But the Badgers 61-39 win over UW-Milwaukee wasn't exactly an offensive masterpiece. Wisconsin (7-2) prevailed despite committing 18 turnovers against just ten assists. But UWM (3-7) did little to help its own cause with 17 turnovers and only eight assists.
"Just each team feeling each other out early," UW head coach Bo Ryan said. "Then we kind of got some things going."
True, the Badgers started the game with three assists and nine giveaways. But things changed near the end of the first half, and kept going through the remainder of the game, as UW had a 7-to-8 ratio after that point.
"I like the way we finished the half, and I like the way we played for most of the second half," Ryan said.
The Badgers were trying to push the ball inside all game against a much smaller Panthers team, which Ryan mentioned leads to a higher amount of both assists and turnovers.
"With touching the post, sometimes, it's high-risk, high-reward," Ryan said. "When we caught it, and we had our angle, it's an easy basket. Couple times, we made passes into the post where it was bad timing, we floated it too much."
Trevon Hughes had a fairly balanced game, with 12 points, five rebounds, and team-high marks with three assists and three steals.
But in his first season as UW's point guard, Hughes has been notably tough on himself, and despite playing a much better game than he did against Marquette, he expressed discontent with his three turnovers.
"No, I'm not satisfied," Hughes said. "As a point guard, I'm supposed to control the team, and not turn the ball over. I'm careless with the ball, so I've got to keep working on that."
Wisconsin has shown a propensity to give the ball away against smaller, quicker teams. The Badgers' 18 turnovers Wednesday night match their season high – they made 18 each in losses against Marquette and Duke.
With games against UW-Green Bay, Valparaiso and Texas, Ryan spoke of an opportunity for the Badgers to become more sure-handed.
"I think our team (in the past) has valued the basketball," Ryan said. "I think this is a little unusual, we're going to have to correct it going into the Big Ten."
Hughes Bounces Back

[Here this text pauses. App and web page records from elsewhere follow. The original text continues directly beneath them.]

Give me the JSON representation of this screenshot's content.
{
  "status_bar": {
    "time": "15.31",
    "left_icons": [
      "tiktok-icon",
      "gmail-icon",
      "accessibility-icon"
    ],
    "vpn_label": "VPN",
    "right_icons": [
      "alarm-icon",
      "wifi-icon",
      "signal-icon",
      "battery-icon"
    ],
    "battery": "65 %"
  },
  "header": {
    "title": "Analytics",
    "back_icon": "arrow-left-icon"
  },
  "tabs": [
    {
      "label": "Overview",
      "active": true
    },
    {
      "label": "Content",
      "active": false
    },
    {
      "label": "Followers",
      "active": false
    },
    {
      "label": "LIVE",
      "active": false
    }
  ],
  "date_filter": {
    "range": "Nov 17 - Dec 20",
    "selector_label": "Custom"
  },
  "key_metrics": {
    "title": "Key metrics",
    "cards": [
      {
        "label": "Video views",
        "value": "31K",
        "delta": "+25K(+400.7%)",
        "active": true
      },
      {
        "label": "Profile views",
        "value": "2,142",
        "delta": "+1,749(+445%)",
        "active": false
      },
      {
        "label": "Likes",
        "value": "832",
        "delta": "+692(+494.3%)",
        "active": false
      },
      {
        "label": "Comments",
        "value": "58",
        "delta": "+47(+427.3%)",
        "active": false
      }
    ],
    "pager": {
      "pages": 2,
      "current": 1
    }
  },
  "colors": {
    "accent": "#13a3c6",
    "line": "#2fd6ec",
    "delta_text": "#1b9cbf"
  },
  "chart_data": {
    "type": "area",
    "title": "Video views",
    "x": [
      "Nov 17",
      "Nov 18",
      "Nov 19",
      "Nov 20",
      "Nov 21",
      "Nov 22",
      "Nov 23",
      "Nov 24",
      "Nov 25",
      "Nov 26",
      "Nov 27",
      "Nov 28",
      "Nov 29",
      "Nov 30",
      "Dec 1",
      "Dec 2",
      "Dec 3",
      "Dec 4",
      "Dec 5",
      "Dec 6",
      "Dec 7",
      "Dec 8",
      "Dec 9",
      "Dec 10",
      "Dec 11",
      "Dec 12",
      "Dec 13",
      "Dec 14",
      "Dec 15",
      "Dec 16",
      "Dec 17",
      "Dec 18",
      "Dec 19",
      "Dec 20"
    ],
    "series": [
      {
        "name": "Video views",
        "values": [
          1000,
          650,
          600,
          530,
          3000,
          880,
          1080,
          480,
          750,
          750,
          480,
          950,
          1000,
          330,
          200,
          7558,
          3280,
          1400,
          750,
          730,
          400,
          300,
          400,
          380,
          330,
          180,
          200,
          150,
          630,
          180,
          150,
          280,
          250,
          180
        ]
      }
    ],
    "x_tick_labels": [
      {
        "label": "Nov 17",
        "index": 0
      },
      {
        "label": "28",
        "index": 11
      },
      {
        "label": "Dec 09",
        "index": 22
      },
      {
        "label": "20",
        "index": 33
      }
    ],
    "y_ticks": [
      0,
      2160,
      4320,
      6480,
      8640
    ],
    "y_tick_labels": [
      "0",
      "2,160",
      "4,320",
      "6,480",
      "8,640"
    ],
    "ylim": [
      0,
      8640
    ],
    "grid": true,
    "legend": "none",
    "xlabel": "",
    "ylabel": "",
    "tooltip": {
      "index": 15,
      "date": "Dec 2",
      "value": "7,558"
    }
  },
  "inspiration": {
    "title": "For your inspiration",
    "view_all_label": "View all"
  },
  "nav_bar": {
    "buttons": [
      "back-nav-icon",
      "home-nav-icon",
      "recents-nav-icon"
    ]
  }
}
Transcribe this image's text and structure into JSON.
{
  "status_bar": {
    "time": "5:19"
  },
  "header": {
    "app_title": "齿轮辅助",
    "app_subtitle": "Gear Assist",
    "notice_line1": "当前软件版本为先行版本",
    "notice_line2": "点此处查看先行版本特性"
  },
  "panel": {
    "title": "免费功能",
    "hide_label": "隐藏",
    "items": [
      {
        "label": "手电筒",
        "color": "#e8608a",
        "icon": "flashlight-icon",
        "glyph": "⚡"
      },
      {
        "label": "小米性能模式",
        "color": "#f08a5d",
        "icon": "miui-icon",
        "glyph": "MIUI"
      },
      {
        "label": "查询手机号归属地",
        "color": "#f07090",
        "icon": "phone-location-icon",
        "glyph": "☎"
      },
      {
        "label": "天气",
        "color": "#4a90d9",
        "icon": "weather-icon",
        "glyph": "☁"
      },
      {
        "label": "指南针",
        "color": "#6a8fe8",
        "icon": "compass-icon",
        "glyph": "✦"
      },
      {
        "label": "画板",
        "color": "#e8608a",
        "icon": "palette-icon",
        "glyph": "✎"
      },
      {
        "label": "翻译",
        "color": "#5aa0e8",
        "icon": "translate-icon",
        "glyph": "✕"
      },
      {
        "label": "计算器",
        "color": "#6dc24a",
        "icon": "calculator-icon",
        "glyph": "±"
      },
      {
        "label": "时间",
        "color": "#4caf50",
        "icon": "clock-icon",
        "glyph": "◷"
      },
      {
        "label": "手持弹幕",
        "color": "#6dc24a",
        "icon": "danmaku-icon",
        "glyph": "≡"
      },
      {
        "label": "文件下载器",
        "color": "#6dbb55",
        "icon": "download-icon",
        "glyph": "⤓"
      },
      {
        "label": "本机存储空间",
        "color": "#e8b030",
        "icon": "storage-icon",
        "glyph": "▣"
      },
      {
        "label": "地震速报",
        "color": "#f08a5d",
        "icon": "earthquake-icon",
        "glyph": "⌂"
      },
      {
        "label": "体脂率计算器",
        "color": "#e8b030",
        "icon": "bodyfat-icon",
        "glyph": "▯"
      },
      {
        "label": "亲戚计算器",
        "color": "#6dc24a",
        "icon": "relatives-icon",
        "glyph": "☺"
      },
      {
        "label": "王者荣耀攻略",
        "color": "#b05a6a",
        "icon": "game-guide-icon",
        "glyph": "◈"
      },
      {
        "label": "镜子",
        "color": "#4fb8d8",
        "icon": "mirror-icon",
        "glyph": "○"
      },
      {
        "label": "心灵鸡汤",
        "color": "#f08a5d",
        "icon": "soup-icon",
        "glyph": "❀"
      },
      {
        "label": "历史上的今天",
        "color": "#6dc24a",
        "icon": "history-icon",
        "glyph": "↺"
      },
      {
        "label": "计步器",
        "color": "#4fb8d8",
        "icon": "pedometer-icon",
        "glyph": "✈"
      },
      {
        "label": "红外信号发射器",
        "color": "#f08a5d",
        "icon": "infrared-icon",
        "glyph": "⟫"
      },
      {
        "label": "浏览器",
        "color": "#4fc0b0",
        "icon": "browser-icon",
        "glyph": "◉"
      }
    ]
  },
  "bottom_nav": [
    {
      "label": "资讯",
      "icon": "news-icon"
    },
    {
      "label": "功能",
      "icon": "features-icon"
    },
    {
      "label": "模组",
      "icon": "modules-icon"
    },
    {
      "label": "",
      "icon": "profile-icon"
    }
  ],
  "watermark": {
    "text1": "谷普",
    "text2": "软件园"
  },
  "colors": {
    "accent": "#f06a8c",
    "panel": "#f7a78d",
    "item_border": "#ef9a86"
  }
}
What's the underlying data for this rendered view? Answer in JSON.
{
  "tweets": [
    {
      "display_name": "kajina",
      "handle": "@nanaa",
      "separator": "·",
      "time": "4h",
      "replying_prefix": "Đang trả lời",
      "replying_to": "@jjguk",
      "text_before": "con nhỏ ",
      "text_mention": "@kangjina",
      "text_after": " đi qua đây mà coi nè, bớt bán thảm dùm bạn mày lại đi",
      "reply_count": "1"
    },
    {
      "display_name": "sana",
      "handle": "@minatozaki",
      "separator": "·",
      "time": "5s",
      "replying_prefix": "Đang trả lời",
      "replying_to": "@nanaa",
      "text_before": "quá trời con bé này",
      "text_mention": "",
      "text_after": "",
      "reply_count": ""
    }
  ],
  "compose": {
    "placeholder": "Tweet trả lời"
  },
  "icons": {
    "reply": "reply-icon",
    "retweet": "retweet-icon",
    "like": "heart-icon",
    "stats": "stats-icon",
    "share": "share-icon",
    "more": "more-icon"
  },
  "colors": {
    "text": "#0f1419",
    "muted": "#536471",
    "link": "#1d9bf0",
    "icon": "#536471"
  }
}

Of course, while Hughes was upset with his turnovers, Ryan was simply pleased with how Hughes followed up his struggling effort against Marquette Saturday.
"I think it's more how, as a competitive guy, you're responding to wanting to be better and helping the team more," Ryan said. "It could have been anybody beating us."
Ryan hinted that Hughes may have grown wary of last week's hyped matchup between himself and Marquette guard Dominic James, who spearheaded Marquette's 81-76 win.
According to Ryan, Hughes wasn't as upset with his personal effort against James as he was disappointed in the team's overall defeat.
"He had the right idea," Ryan said. "He understands good versus bad. Tonight, he had a chance to show that, and I liked the way he bounced back."
Hughes' goal coming into the game was simple: to get better.
"(I wanted to) control the tempo of this game, and help my team come out with a win," Hughes said. "Try to get the ball into the post like we did today."
Game Notes: For the second consecutive game, guard Michael Flowers was in the starting lineup instead of center Greg Stiemsma, who started the Badgers' first seven games. The move appears to be permanent, as Flowers got 28 minutes to Stiemsma's 14
Though Kevin Gullikson hasn't seen much meaningful time on the court this season, the junior forward played three minutes in the middle of the second half, getting two points and a rebound
The Badgers next take on UW-Green Bay (6-3) at the Kohl Center Saturday